The secondary school strike, which has hit different areas of the country every day this week, is to cancel classes in Haifa and surrounding areas on Wednesday.

University and college students intend to include all academic and educational colleges nationwide in a 24-hour strike starting on Wednesday. Junior and senior academic organizations are supporting the students' action, which was spurred by threatened rises in tuition fees.

The higher education strike is the result of the Israeli Students Organization and the Tel Aviv University's Student Union's refusal to abide by the agreement signed last month by the National Students' Association and the Israel Students Organization with the Shochat Committee. The agreement did not address such cardinal demands as a reduction in tuition and the restoration of a NIS 1 billion cut from the budget allotted to higher education.

High school classes cancelledThe Secondary Schools Teachers' Association struck all schools in the Jerusalem region Tuesday, cancelling classed for grades 7-12. On Monday, all high schools in the greater Tel Aviv area went on strike. In response, the Finance Ministry announced it was in the final stages of preparing a petition for an injunction for the National Labor Court to stop the strike from continuing.

The director general of the Education Ministry, Shmuel Abuav, noted that the ministry had managed to reach an agreement with the National Teachers Union for the early retirement of 2,600 teachers, and called on the association to follow that example.

"I hope no injunction will be necessary, and that the association teachers will come to their wits," Abuav said. Ran Erez, association chairman, said the injunction would be "futile."

Bank of Israel employees strikeThe financial system was hit by a separate work action Monday and Tuesday, with Bank of Israel employees striking in response to a deadlock in negotiations with state authorities over their general salary agreement.

The workers ceased to stock ATM machines with cash, withheld surpluses from the stock exchange and refrained from investing foreign currency.

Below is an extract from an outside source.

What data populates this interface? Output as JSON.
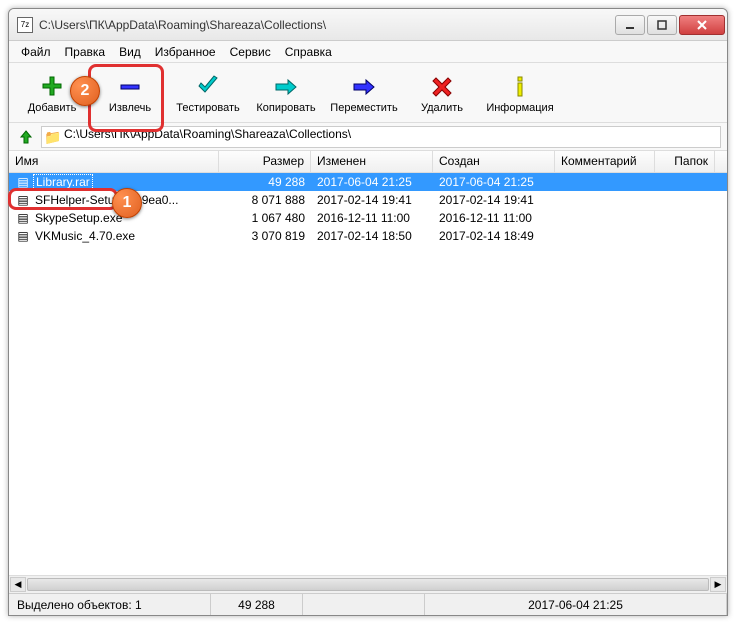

Despite these multiple instances, data submitted to the Ministry of Industry, Trade and Labor reveals that during 2006, there was a 40 percent decrease in the number of strikes, and a 45 percent drop in the number of work days lost through strikes and workers' sanctions.